Thanks for listening.


  1. A brilliant post - I'll be sure to check that podcast. I especially agree with the end bit on letting other people talk and not jumping in or offering solutions.

    I work in HR and you learn the power of silence early on. Be quiet for long enough and the other person will soon start to speak, often revealing more than they planned just to fill the silence.

    I use it all the time with my foster children, works better when out for a walk, doing a bit of gardening together or some crafting - when the hands or feet are busy the voice can get going. Little bits of support and open questions to keep the talking going, then if possible push it a bit more to get them thinking, reflecting and empathising: how do you feel about that, why do you think X reacted that way, what woud you do differently next time. And my favourite one, used so often the kids now ask it of each other when I'm not around, and great when there wasn't a better outcome and it can't be undone: "Well what did you learn from that?"

  2. Thanks Mooglet, there are some gem-like crossovers from your HR career into fostering. I've never thought about it before but I suppose we foster carers are in HR too.
    I particularly love 'What did you learn from that?', I'm going to have that one in my back pocket all day long from now on.
    You're right about not trying to strong-arm them into opening up. I find the car very useful; a longish journey (but not to and from Contact).
    Thanks again.

  3. ps Mooglet; is your bright one still going well?

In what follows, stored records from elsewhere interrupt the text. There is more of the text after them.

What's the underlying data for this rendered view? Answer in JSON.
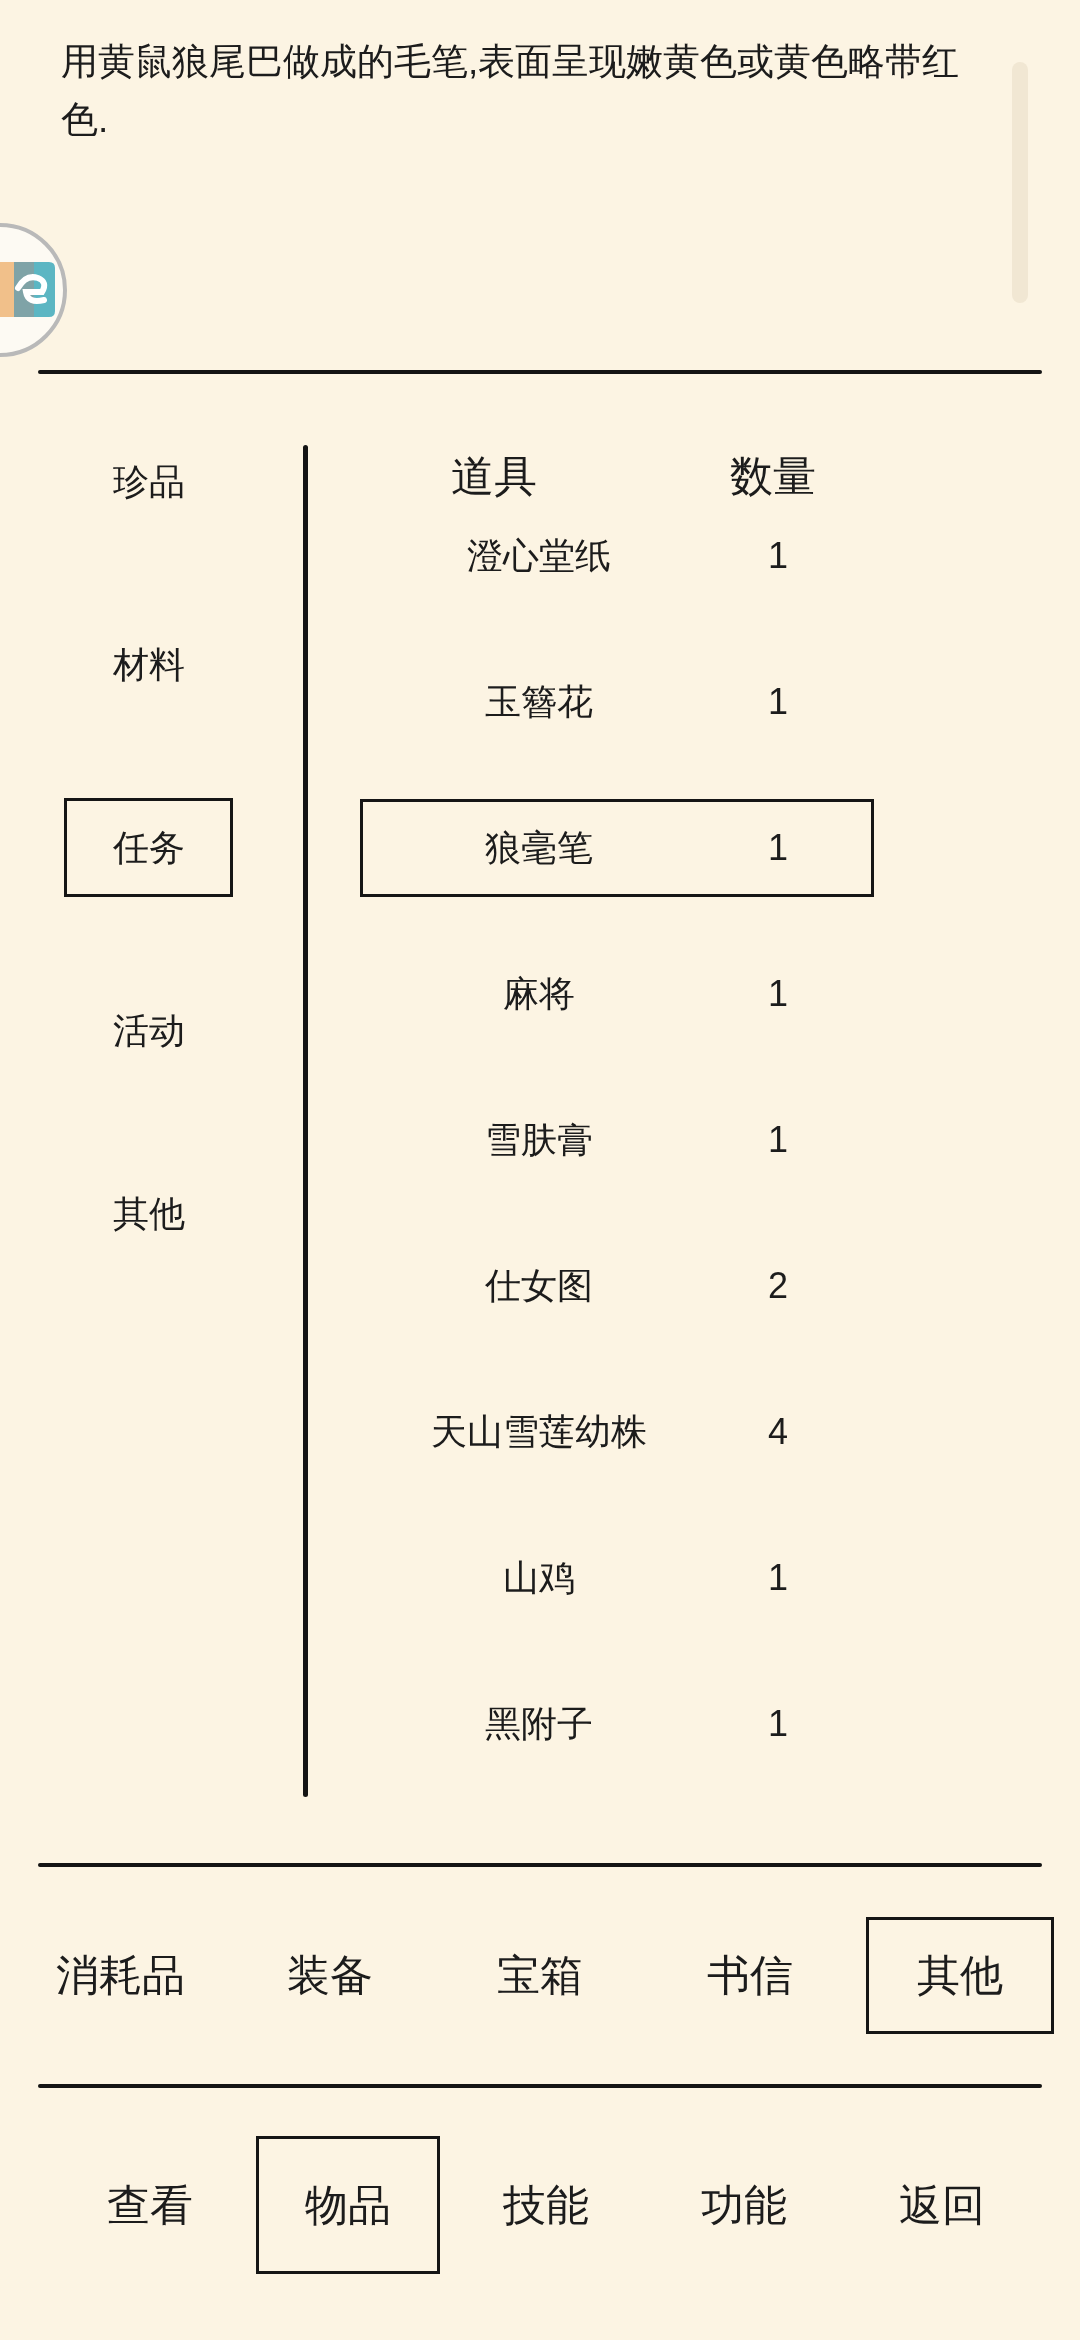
{
  "description": {
    "text": "用黄鼠狼尾巴做成的毛笔,表面呈现嫩黄色或黄色略带红色."
  },
  "categories": [
    {
      "label": "珍品",
      "selected": false
    },
    {
      "label": "材料",
      "selected": false
    },
    {
      "label": "任务",
      "selected": true
    },
    {
      "label": "活动",
      "selected": false
    },
    {
      "label": "其他",
      "selected": false
    }
  ],
  "table": {
    "columns": [
      "道具",
      "数量"
    ],
    "rows": [
      {
        "name": "澄心堂纸",
        "count": "1",
        "selected": false
      },
      {
        "name": "玉簪花",
        "count": "1",
        "selected": false
      },
      {
        "name": "狼毫笔",
        "count": "1",
        "selected": true
      },
      {
        "name": "麻将",
        "count": "1",
        "selected": false
      },
      {
        "name": "雪肤膏",
        "count": "1",
        "selected": false
      },
      {
        "name": "仕女图",
        "count": "2",
        "selected": false
      },
      {
        "name": "天山雪莲幼株",
        "count": "4",
        "selected": false
      },
      {
        "name": "山鸡",
        "count": "1",
        "selected": false
      },
      {
        "name": "黑附子",
        "count": "1",
        "selected": false
      }
    ]
  },
  "type_tabs": [
    {
      "label": "消耗品",
      "selected": false
    },
    {
      "label": "装备",
      "selected": false
    },
    {
      "label": "宝箱",
      "selected": false
    },
    {
      "label": "书信",
      "selected": false
    },
    {
      "label": "其他",
      "selected": true
    }
  ],
  "bottom_nav": [
    {
      "label": "查看",
      "selected": false
    },
    {
      "label": "物品",
      "selected": true
    },
    {
      "label": "技能",
      "selected": false
    },
    {
      "label": "功能",
      "selected": false
    },
    {
      "label": "返回",
      "selected": false
    }
  ]
}
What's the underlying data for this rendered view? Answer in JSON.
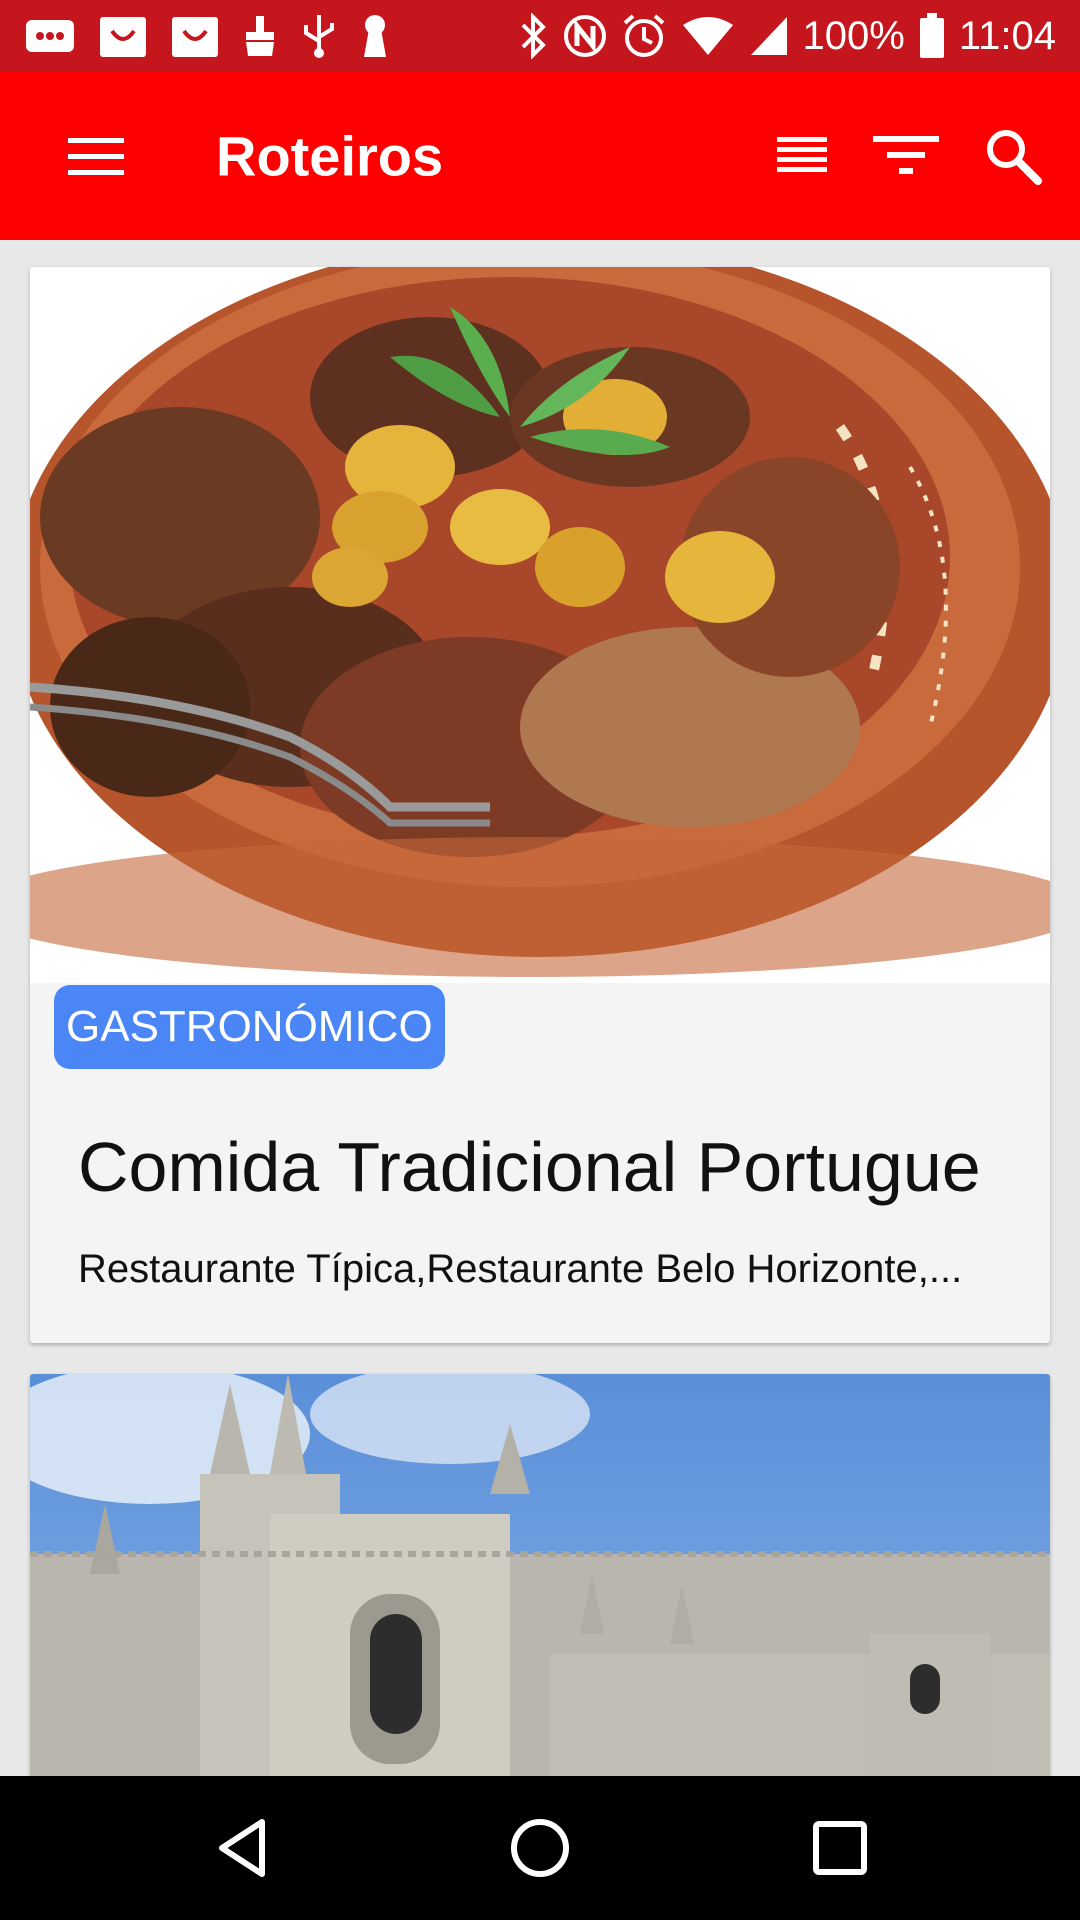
{
  "status_bar": {
    "battery_text": "100%",
    "time": "11:04",
    "icons": [
      "messages-icon",
      "bag-icon",
      "bag-icon",
      "cleaner-icon",
      "usb-icon",
      "keyhole-icon",
      "bluetooth-icon",
      "nfc-icon",
      "alarm-icon",
      "wifi-icon",
      "signal-icon",
      "battery-icon"
    ]
  },
  "app_bar": {
    "title": "Roteiros",
    "icons": [
      "menu-icon",
      "list-view-icon",
      "filter-icon",
      "search-icon"
    ]
  },
  "cards": [
    {
      "category": "GASTRONÓMICO",
      "title": "Comida Tradicional Portugue",
      "subtitle": "Restaurante Típica,Restaurante Belo Horizonte,..."
    }
  ],
  "colors": {
    "status_bar": "#c4161c",
    "app_bar": "#ff0000",
    "chip": "#4a86f5",
    "card_bg": "#f4f4f4"
  },
  "nav_bar": {
    "icons": [
      "back-icon",
      "home-icon",
      "recent-apps-icon"
    ]
  }
}
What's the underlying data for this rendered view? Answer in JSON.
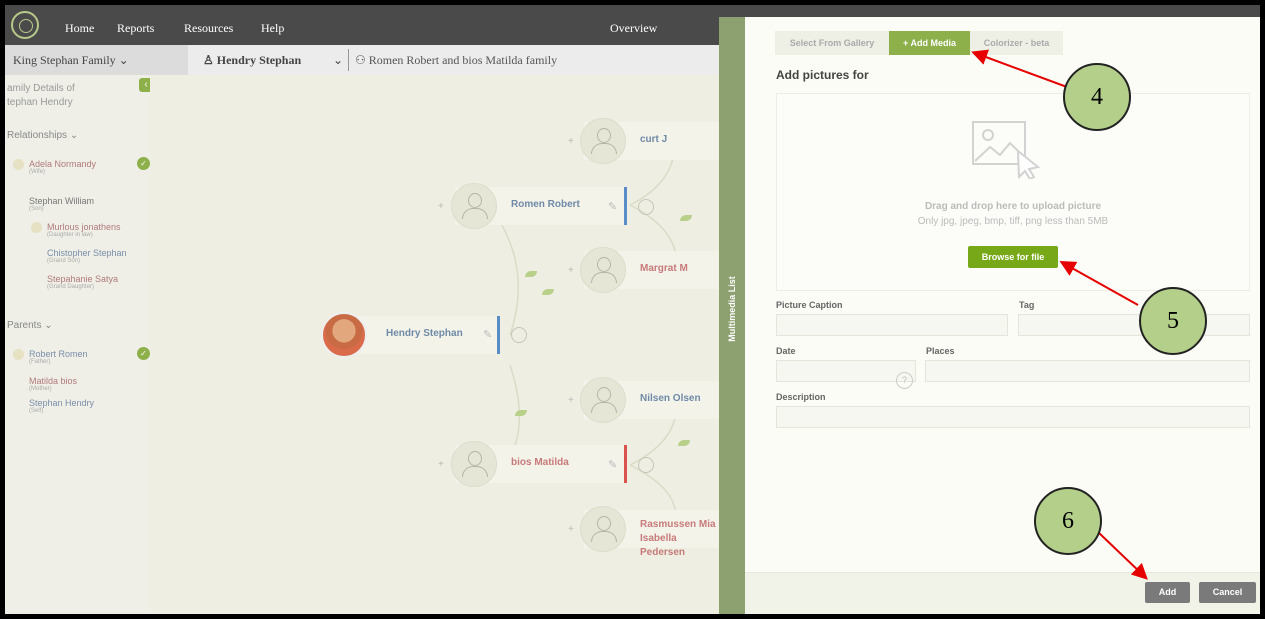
{
  "nav": {
    "items": [
      "Home",
      "Reports",
      "Resources",
      "Help"
    ],
    "overview": "Overview"
  },
  "subheader": {
    "family": "King Stephan Family",
    "person": "Hendry Stephan",
    "family_link": "Romen Robert and bios Matilda family"
  },
  "sidebar": {
    "title_line1": "amily Details of",
    "title_line2": "tephan Hendry",
    "relationships_label": "Relationships",
    "relationships": [
      {
        "name": "Adela Normandy",
        "role": "(Wife)"
      },
      {
        "name": "Stephan William",
        "role": "(Son)"
      },
      {
        "name": "Murlous jonathens",
        "role": "(Daughter in law)"
      },
      {
        "name": "Chistopher Stephan",
        "role": "(Grand Son)"
      },
      {
        "name": "Stepahanie Satya",
        "role": "(Grand Daughter)"
      }
    ],
    "parents_label": "Parents",
    "parents": [
      {
        "name": "Robert Romen",
        "role": "(Father)"
      },
      {
        "name": "Matilda bios",
        "role": "(Mother)"
      },
      {
        "name": "Stephan Hendry",
        "role": "(Self)"
      }
    ]
  },
  "tree": {
    "self": "Hendry Stephan",
    "father": "Romen Robert",
    "mother": "bios Matilda",
    "grandparents": [
      "curt J",
      "Margrat M",
      "Nilsen Olsen",
      "Rasmussen Mia",
      "Isabella Pedersen"
    ]
  },
  "panel": {
    "vertical_tab": "Multimedia List",
    "tabs": [
      "Select From Gallery",
      "+ Add Media",
      "Colorizer - beta"
    ],
    "title": "Add pictures for",
    "drop_main": "Drag and drop here to upload picture",
    "drop_sub": "Only jpg, jpeg, bmp, tiff, png less than 5MB",
    "browse": "Browse for file",
    "labels": {
      "caption": "Picture Caption",
      "tag": "Tag",
      "date": "Date",
      "places": "Places",
      "description": "Description"
    },
    "add": "Add",
    "cancel": "Cancel"
  },
  "callouts": [
    "4",
    "5",
    "6"
  ],
  "colors": {
    "accent": "#8db04b",
    "annotation_arrow": "#e60000",
    "callout_fill": "#b3cf8a"
  }
}
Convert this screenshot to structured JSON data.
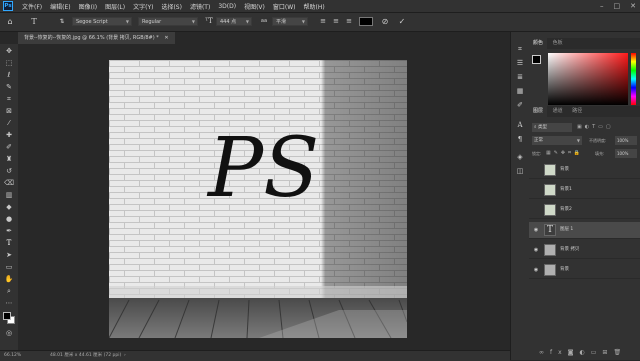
{
  "app": {
    "logo": "Ps"
  },
  "menubar": {
    "items": [
      "文件(F)",
      "编辑(E)",
      "图像(I)",
      "图层(L)",
      "文字(Y)",
      "选择(S)",
      "滤镜(T)",
      "3D(D)",
      "视图(V)",
      "窗口(W)",
      "帮助(H)"
    ]
  },
  "options": {
    "font_family": "Segoe Script",
    "font_style": "Regular",
    "font_size": "444 点",
    "anti_alias": "平滑"
  },
  "document": {
    "tab_title": "背景--恢复的--恢复的.jpg @ 66.1% (背景 拷贝, RGB/8#) *",
    "text": "PS"
  },
  "status": {
    "zoom": "66.12%",
    "doc_info": "48.01 厘米 x 44.61 厘米 (72 ppi)"
  },
  "color_panel": {
    "tabs": [
      "颜色",
      "色板"
    ]
  },
  "layers_panel": {
    "tabs": [
      "图层",
      "通道",
      "路径"
    ],
    "filter_placeholder": "类型",
    "blend_mode": "正常",
    "opacity_label": "不透明度:",
    "opacity_value": "100%",
    "lock_label": "锁定:",
    "fill_label": "填充:",
    "fill_value": "100%",
    "layers": [
      {
        "name": "背景",
        "visible": false,
        "thumb": "green"
      },
      {
        "name": "背景1",
        "visible": false,
        "thumb": "green"
      },
      {
        "name": "背景2",
        "visible": false,
        "thumb": "green"
      },
      {
        "name": "图层 1",
        "visible": true,
        "thumb": "text",
        "selected": true
      },
      {
        "name": "背景 拷贝",
        "visible": true,
        "thumb": "plain"
      },
      {
        "name": "背景",
        "visible": true,
        "thumb": "plain"
      }
    ]
  },
  "colors": {
    "accent": "#31a8ff",
    "foreground": "#000000",
    "background": "#ffffff"
  }
}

  4. Thanks, I really love that we have this platform to share our ideas - I always take alot away from your posts. Our Bright One is doing well, but there hasn't been much contact recently and no visits from social workers so we have a nice calm home right now... :-D